Your task - Look through the lines below, find those with the word "links", and copy them.
─── Task input
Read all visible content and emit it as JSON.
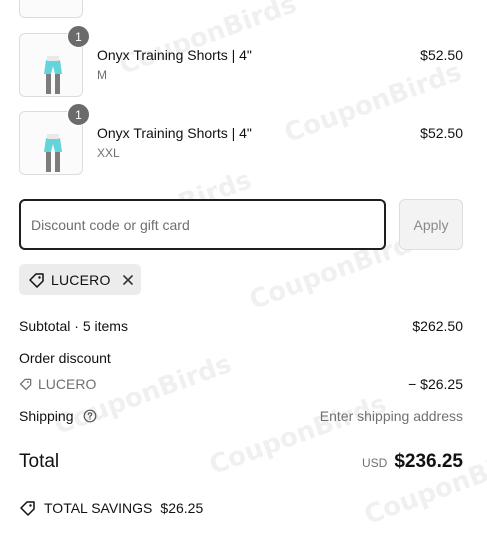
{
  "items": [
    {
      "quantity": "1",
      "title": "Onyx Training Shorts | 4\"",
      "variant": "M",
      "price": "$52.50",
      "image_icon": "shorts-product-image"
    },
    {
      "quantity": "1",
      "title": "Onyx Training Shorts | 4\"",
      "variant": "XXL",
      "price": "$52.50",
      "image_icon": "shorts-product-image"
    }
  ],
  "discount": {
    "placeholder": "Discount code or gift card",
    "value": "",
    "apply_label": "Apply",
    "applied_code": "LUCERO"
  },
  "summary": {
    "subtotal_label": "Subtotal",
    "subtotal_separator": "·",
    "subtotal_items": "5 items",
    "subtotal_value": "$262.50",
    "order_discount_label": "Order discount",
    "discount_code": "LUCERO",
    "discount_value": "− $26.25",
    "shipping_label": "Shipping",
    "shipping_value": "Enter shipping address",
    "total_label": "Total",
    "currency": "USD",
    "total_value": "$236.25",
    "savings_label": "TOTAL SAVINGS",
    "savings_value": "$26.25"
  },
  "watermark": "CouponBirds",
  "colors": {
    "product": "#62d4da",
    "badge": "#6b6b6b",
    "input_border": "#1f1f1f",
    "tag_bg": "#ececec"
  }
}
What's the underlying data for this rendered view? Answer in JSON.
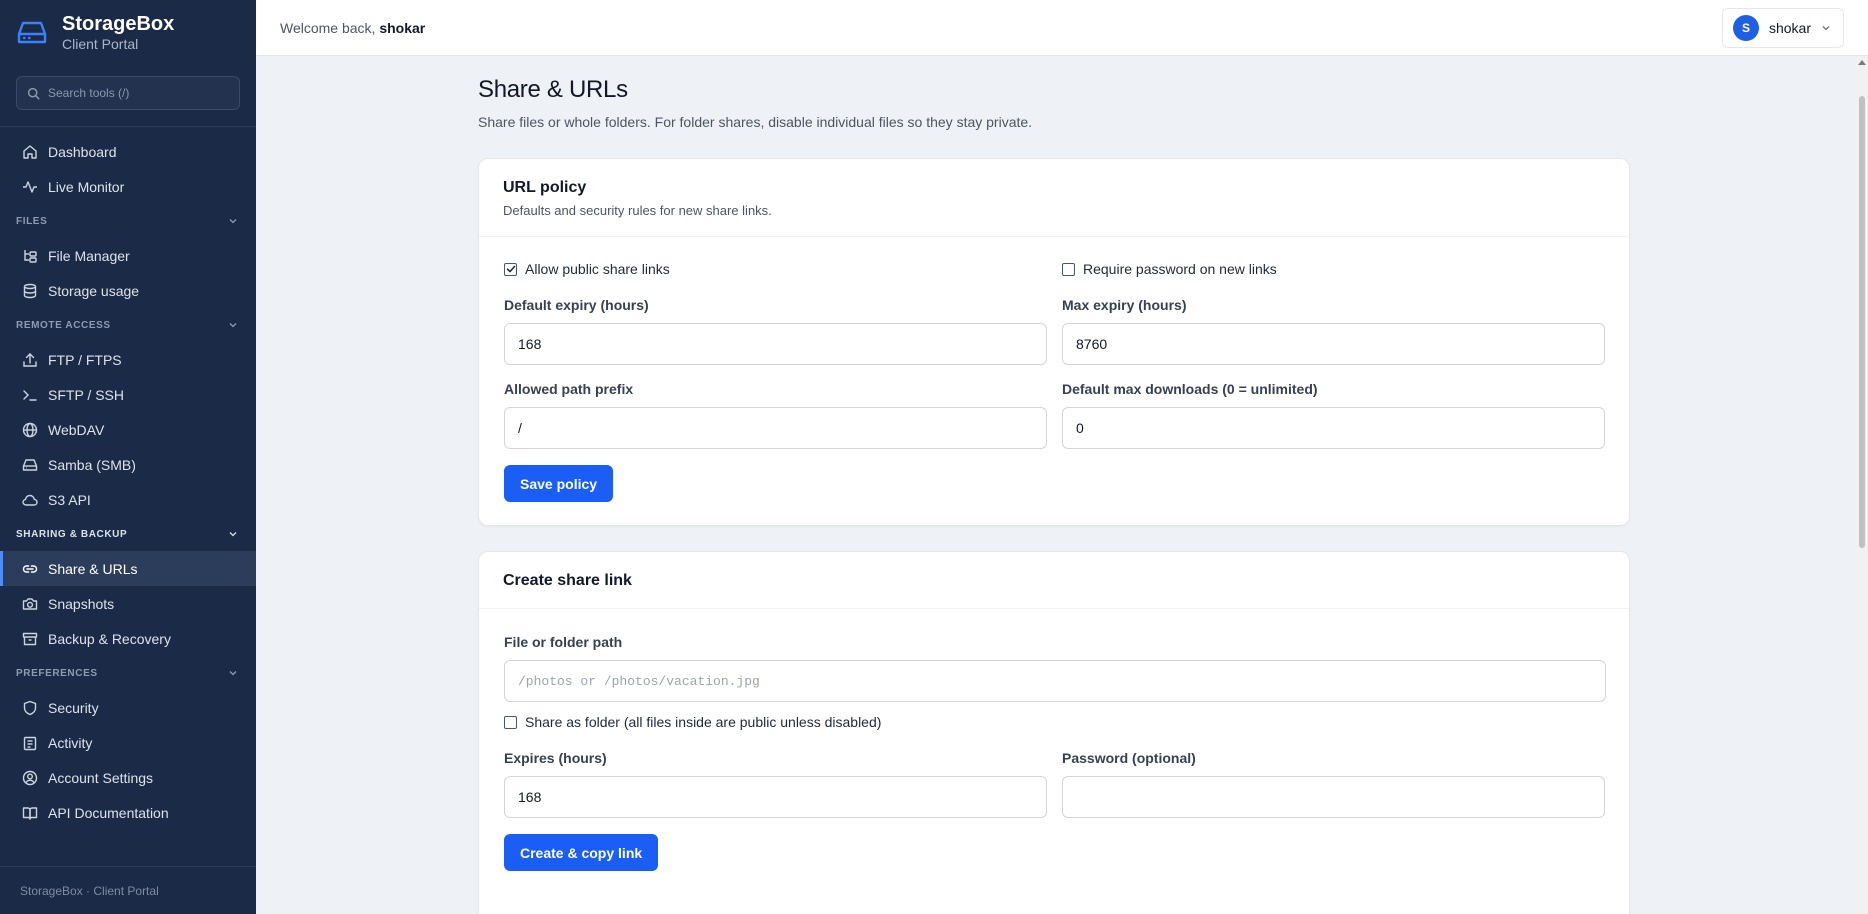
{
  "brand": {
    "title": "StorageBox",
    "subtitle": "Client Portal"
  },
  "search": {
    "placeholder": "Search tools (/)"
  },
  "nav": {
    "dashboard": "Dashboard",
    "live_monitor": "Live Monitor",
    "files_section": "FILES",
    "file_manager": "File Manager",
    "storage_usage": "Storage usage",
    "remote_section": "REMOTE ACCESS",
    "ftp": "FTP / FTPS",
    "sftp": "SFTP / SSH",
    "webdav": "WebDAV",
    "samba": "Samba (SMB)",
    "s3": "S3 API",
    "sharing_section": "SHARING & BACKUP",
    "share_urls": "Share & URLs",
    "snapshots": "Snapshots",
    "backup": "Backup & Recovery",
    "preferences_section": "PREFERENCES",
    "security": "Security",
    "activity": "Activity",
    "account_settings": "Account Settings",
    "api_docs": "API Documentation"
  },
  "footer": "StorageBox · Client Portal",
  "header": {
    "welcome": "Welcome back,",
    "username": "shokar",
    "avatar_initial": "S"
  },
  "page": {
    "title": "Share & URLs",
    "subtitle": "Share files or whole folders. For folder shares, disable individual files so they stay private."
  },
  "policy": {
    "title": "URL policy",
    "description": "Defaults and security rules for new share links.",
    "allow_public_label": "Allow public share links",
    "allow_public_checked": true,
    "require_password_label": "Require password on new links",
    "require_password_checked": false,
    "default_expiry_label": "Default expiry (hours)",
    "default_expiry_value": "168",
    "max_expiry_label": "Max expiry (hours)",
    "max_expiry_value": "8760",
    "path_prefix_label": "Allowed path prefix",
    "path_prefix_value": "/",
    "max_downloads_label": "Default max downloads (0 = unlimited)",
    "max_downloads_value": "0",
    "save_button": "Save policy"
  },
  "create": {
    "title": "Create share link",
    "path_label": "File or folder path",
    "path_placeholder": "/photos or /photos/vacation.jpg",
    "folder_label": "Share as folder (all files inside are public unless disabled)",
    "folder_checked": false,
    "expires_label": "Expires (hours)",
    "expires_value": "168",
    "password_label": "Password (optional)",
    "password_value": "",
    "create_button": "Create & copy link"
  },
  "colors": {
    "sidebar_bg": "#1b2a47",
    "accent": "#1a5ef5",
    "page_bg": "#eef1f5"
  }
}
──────
Response area -
    "description": "Defaults and security rules for new share links.",
    "allow_public_label": "Allow public share links",
    "require_password_label": "Require password on new links",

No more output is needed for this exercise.